◆ Stored entries:
-=-=-
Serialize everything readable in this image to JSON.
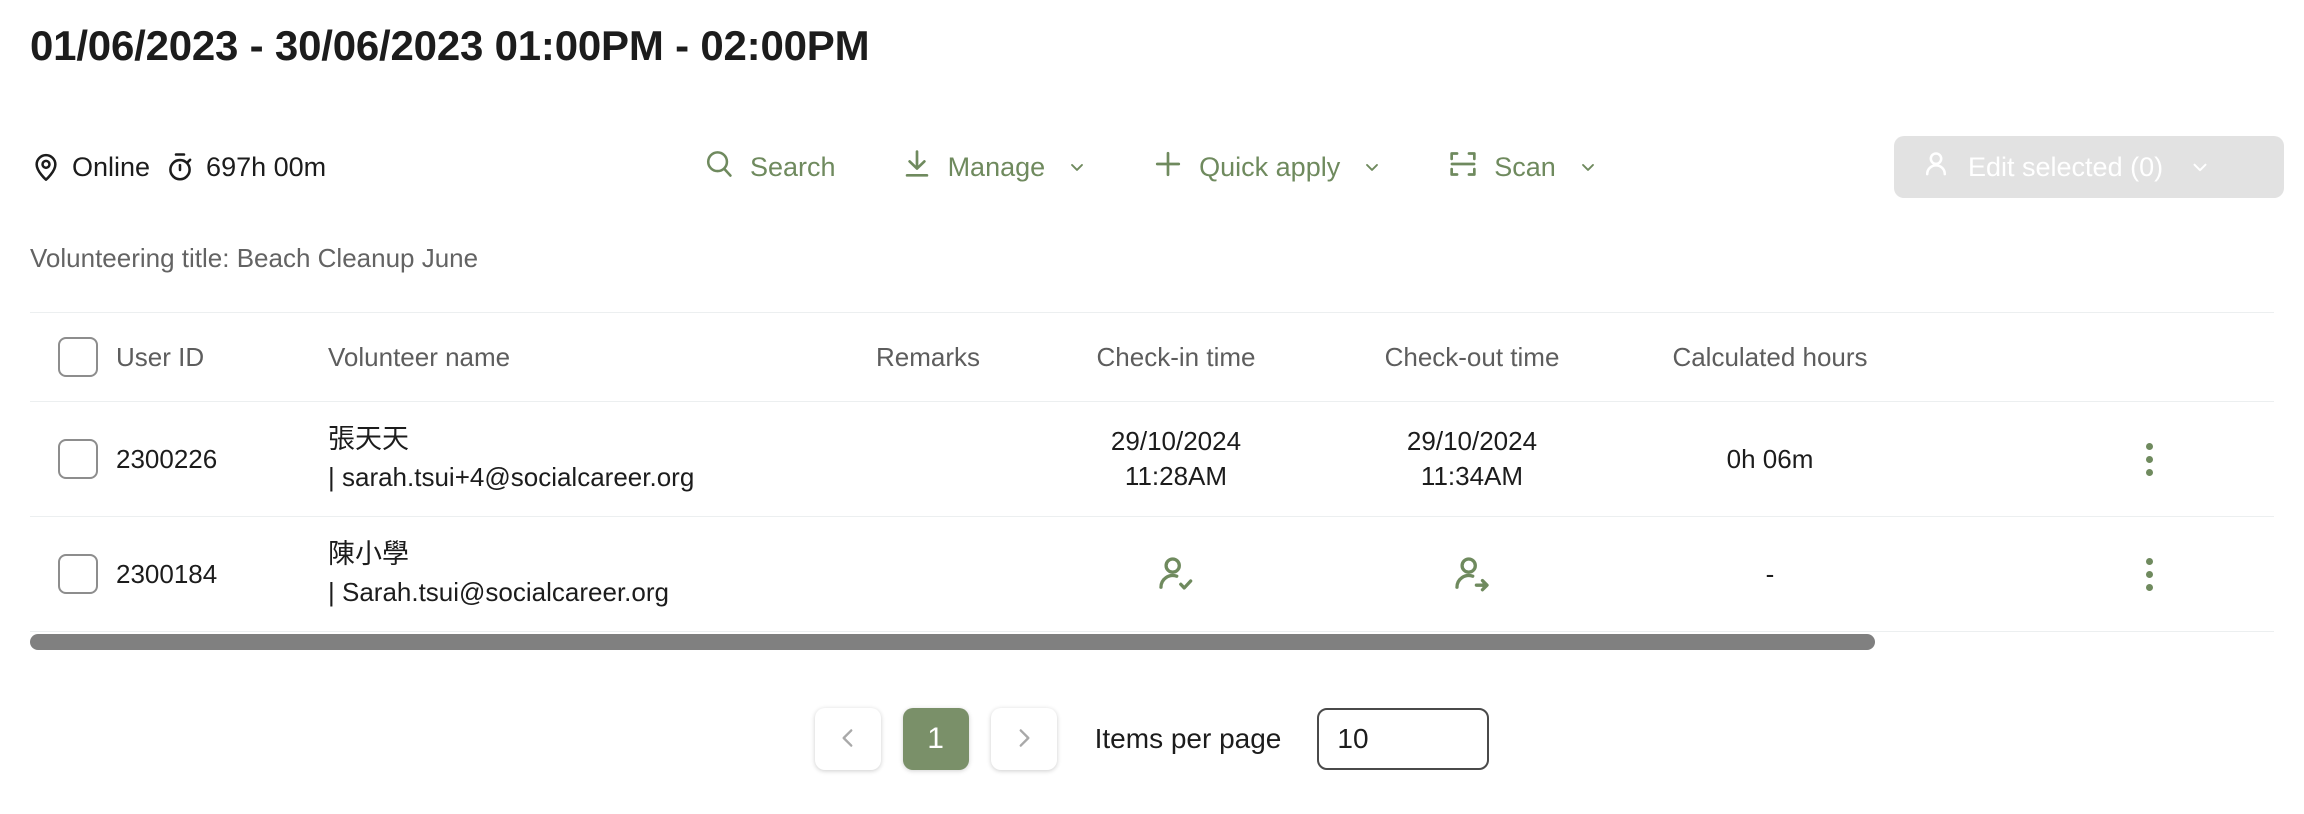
{
  "header": {
    "title": "01/06/2023 - 30/06/2023 01:00PM - 02:00PM"
  },
  "meta": {
    "location_icon": "location-pin-icon",
    "location_label": "Online",
    "duration_icon": "stopwatch-icon",
    "duration_label": "697h 00m"
  },
  "toolbar": {
    "search_label": "Search",
    "search_icon": "search-icon",
    "manage_label": "Manage",
    "manage_icon": "download-arrow-icon",
    "quick_apply_label": "Quick apply",
    "quick_apply_icon": "plus-icon",
    "scan_label": "Scan",
    "scan_icon": "scan-frame-icon",
    "edit_selected_label": "Edit selected (0)",
    "edit_selected_icon": "user-icon",
    "caret_icon": "chevron-down-icon"
  },
  "subtitle": "Volunteering title: Beach Cleanup June",
  "table": {
    "columns": [
      "User ID",
      "Volunteer name",
      "Remarks",
      "Check-in time",
      "Check-out time",
      "Calculated hours"
    ],
    "rows": [
      {
        "user_id": "2300226",
        "name": "張天天",
        "email": "| sarah.tsui+4@socialcareer.org",
        "remarks": "",
        "checkin_date": "29/10/2024",
        "checkin_time": "11:28AM",
        "checkout_date": "29/10/2024",
        "checkout_time": "11:34AM",
        "hours": "0h 06m",
        "checkin_is_icon": false,
        "checkout_is_icon": false
      },
      {
        "user_id": "2300184",
        "name": "陳小學",
        "email": "| Sarah.tsui@socialcareer.org",
        "remarks": "",
        "checkin_date": "",
        "checkin_time": "",
        "checkout_date": "",
        "checkout_time": "",
        "hours": "-",
        "checkin_is_icon": true,
        "checkout_is_icon": true,
        "checkin_icon": "user-check-in-icon",
        "checkout_icon": "user-check-out-icon"
      }
    ],
    "row_menu_icon": "kebab-menu-icon",
    "checkbox_icon": "checkbox-unchecked-icon"
  },
  "pagination": {
    "prev_icon": "chevron-left-icon",
    "next_icon": "chevron-right-icon",
    "current_page": "1",
    "items_per_page_label": "Items per page",
    "items_per_page_value": "10",
    "items_per_page_placeholder": "10"
  },
  "colors": {
    "accent_green": "#7a9069",
    "action_green": "#6f8a5e",
    "disabled_gray": "#e2e2e2",
    "scrollbar_gray": "#808080",
    "divider": "#eceff0"
  }
}
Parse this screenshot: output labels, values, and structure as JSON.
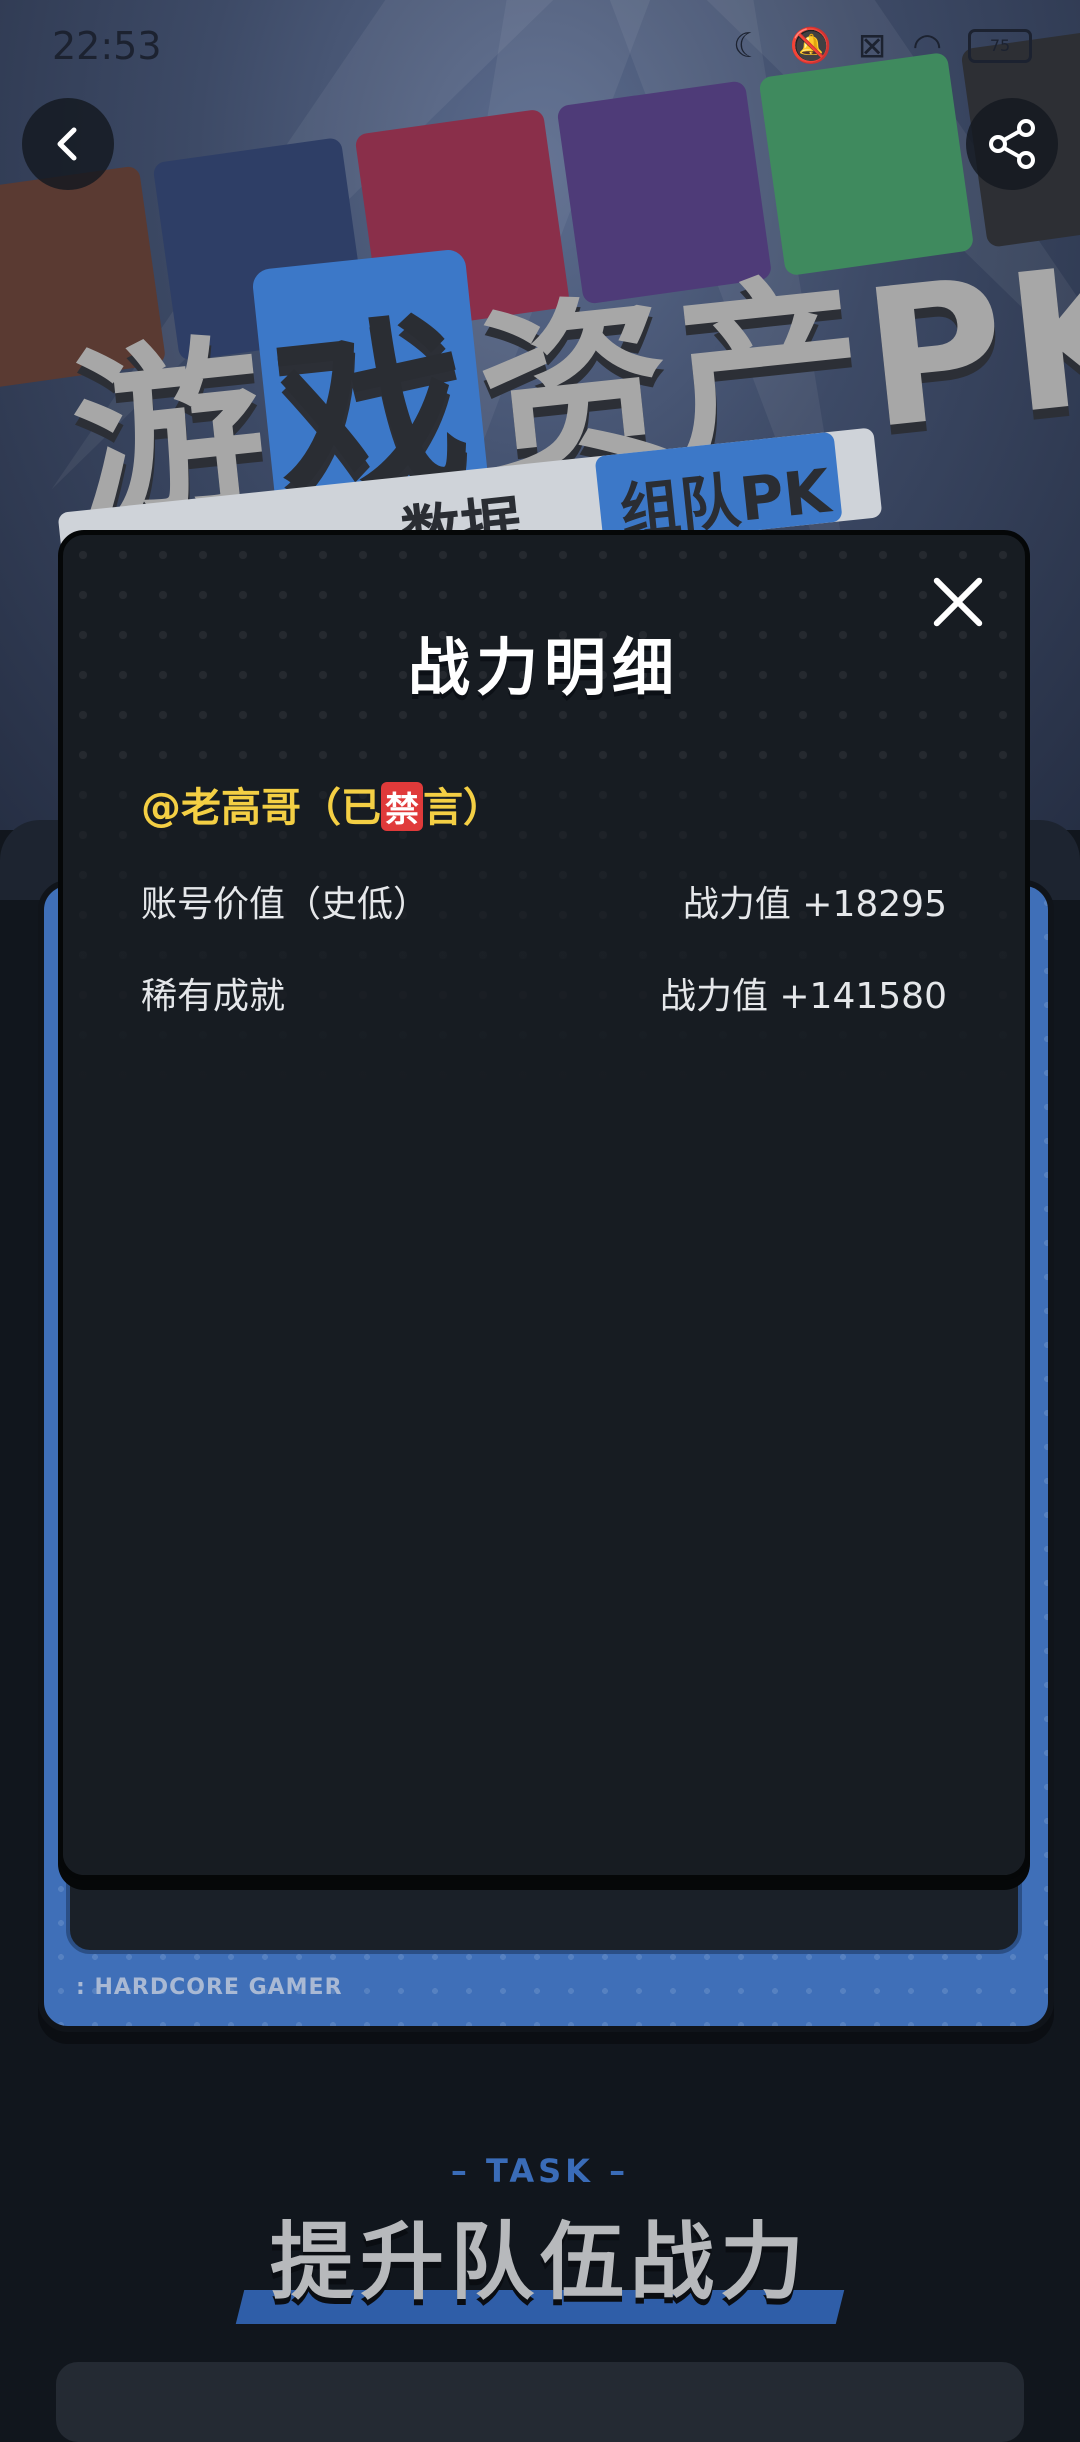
{
  "status_bar": {
    "time": "22:53",
    "battery": "75"
  },
  "banner": {
    "title_parts": [
      "游",
      "戏",
      "资产PK"
    ],
    "subtitle_left": "数据",
    "subtitle_right": "组队PK"
  },
  "card": {
    "tag": ": HARDCORE GAMER"
  },
  "modal": {
    "title": "战力明细",
    "user_prefix": "@老高哥（已",
    "user_ban": "禁",
    "user_suffix": "言）",
    "rows": [
      {
        "label": "账号价值（史低）",
        "value": "战力值 +18295"
      },
      {
        "label": "稀有成就",
        "value": "战力值 +141580"
      }
    ]
  },
  "task": {
    "tag": "– TASK –",
    "title": "提升队伍战力"
  },
  "colors": {
    "accent_blue": "#3d7fd8",
    "username_gold": "#f4cf44",
    "ban_red": "#e03a3a",
    "modal_bg": "#171c22"
  }
}
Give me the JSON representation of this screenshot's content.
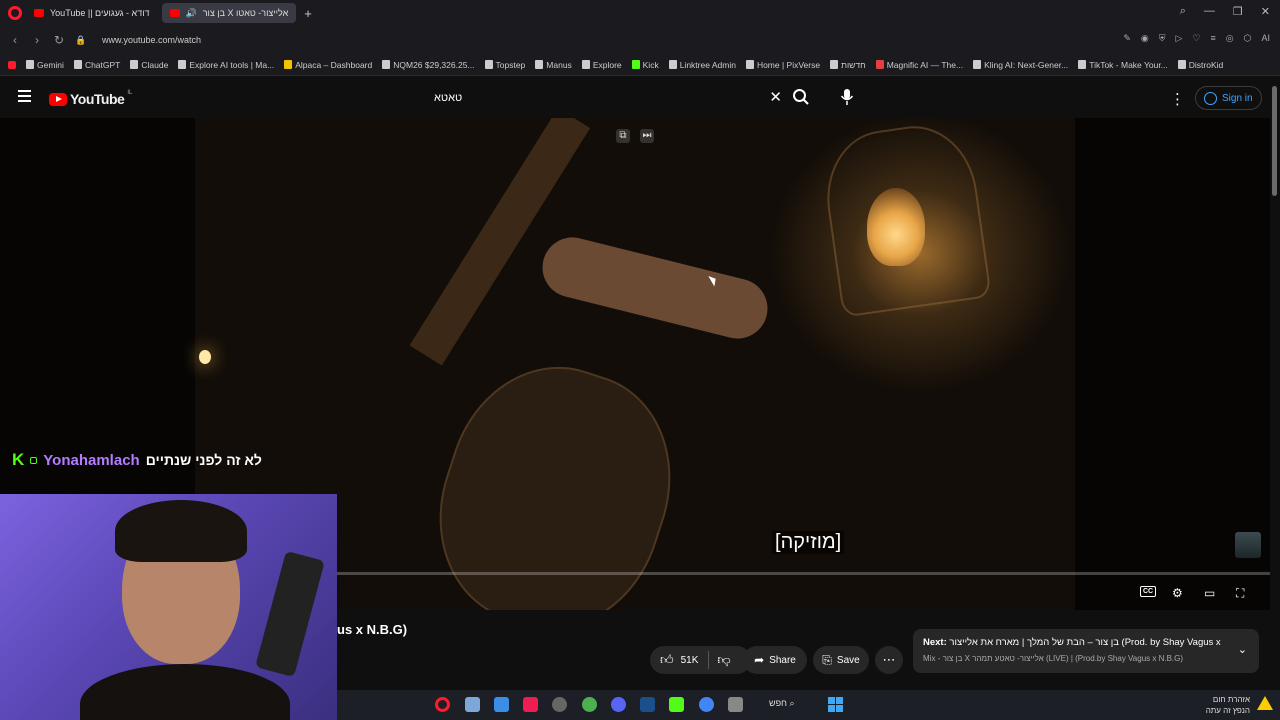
{
  "browser": {
    "tabs": [
      {
        "title": "YouTube || דודא - געגועים",
        "active": false
      },
      {
        "title": "בן צור X אלייצור- טאטו",
        "active": true
      }
    ],
    "url": "www.youtube.com/watch",
    "bookmarks": [
      "Gemini",
      "ChatGPT",
      "Claude",
      "Explore AI tools | Ma...",
      "Alpaca – Dashboard",
      "NQM26 $29,326.25...",
      "Topstep",
      "Manus",
      "Explore",
      "Kick",
      "Linktree Admin",
      "Home | PixVerse",
      "חדשות",
      "Magnific AI — The...",
      "Kling AI: Next-Gener...",
      "TikTok - Make Your...",
      "DistroKid"
    ],
    "address_right_label": "AI"
  },
  "youtube": {
    "logo_text": "YouTube",
    "country_code": "IL",
    "search_value": "טאטא",
    "signin_label": "Sign in"
  },
  "video": {
    "subtitle": "[מוזיקה]",
    "title_fragment": "us x N.B.G)"
  },
  "chat": {
    "username": "Yonahamlach",
    "message": "לא זה לפני שנתיים"
  },
  "actions": {
    "like_count": "51K",
    "share_label": "Share",
    "save_label": "Save"
  },
  "next_card": {
    "label": "Next:",
    "title": "בן צור – הבת של המלך | מארח את אלייצור (Prod. by Shay Vagus x N...",
    "subtitle": "Mix - בן צור X אלייצור- טאטע תמהר (LIVE) | (Prod.by Shay Vagus x N.B.G)"
  },
  "taskbar": {
    "search_label": "חפש",
    "notice_line1": "אזהרת חום",
    "notice_line2": "הנפץ זה עתה"
  },
  "colors": {
    "yt_red": "#ff0000",
    "kick_green": "#53fc18",
    "link_blue": "#3ea6ff",
    "chat_user": "#b57cff"
  }
}
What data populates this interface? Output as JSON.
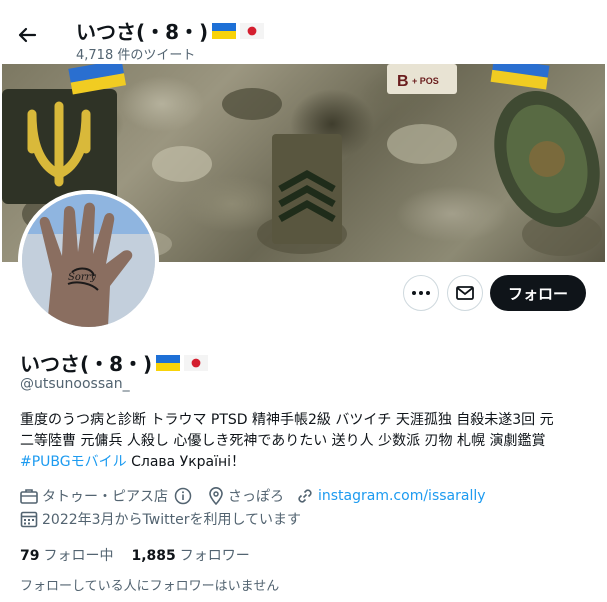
{
  "header": {
    "name": "いつさ(・8・)",
    "tweet_count": "4,718 件のツイート"
  },
  "profile": {
    "name": "いつさ(・8・)",
    "handle": "@utsunoossan_",
    "bio_lines": [
      "重度のうつ病と診断 トラウマ PTSD 精神手帳2級 バツイチ 天涯孤独 自殺未遂3回 元",
      "二等陸曹 元傭兵 人殺し 心優しき死神でありたい 送り人 少数派 刃物 札幌 演劇鑑賞"
    ],
    "bio_hashtag": "#PUBGモバイル",
    "bio_tail": " Слава Україні！",
    "location_tag": "タトゥー・ピアス店",
    "city": "さっぽろ",
    "link": "instagram.com/issarally",
    "joined": "2022年3月からTwitterを利用しています",
    "following_count": "79",
    "following_label": "フォロー中",
    "followers_count": "1,885",
    "followers_label": "フォロワー",
    "note": "フォローしている人にフォロワーはいません"
  },
  "actions": {
    "follow_label": "フォロー"
  },
  "icons": [
    "back-arrow-icon",
    "more-icon",
    "mail-icon",
    "briefcase-icon",
    "info-icon",
    "location-icon",
    "link-icon",
    "calendar-icon",
    "ukraine-flag-icon",
    "japan-flag-icon"
  ],
  "colors": {
    "accent": "#1d9bf0",
    "text": "#0f1419",
    "muted": "#536471",
    "button": "#0f1419"
  }
}
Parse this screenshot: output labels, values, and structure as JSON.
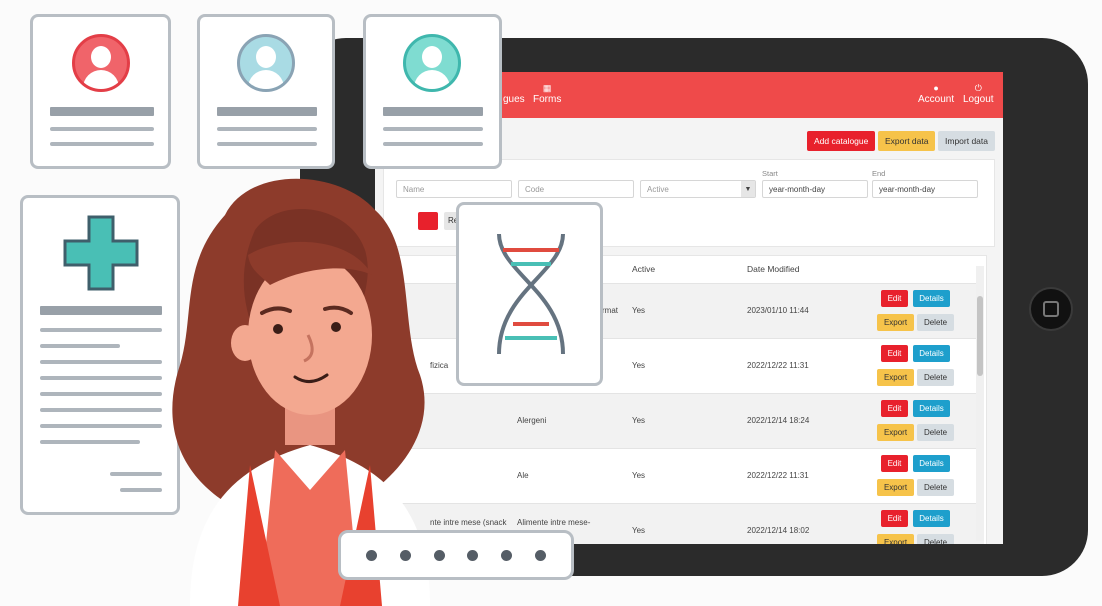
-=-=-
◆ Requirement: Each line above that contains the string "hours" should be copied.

◆ Output of the task:
      "Calculated hours"
        "hours": "0h 06m",
        "hours": "-",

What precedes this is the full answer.